[[ Entries supplied open ]]
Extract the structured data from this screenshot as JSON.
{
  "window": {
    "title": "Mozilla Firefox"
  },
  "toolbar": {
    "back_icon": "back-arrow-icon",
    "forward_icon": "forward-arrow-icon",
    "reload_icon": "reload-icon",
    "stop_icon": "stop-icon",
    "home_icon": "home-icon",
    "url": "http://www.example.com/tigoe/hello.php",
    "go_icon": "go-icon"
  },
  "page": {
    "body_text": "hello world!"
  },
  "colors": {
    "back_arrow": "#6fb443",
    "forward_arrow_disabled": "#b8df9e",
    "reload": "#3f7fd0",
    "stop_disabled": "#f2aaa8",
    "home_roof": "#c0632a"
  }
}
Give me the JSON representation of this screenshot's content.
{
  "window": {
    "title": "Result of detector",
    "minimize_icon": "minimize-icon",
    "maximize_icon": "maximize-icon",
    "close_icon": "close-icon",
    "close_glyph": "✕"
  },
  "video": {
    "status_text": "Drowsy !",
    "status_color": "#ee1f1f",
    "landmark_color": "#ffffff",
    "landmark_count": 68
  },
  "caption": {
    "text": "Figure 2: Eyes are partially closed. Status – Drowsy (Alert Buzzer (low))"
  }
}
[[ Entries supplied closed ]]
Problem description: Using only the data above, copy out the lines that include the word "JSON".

Completed exercise:
Extract the structured data from this screenshot as JSON.
Give me the JSON representation of this screenshot's content.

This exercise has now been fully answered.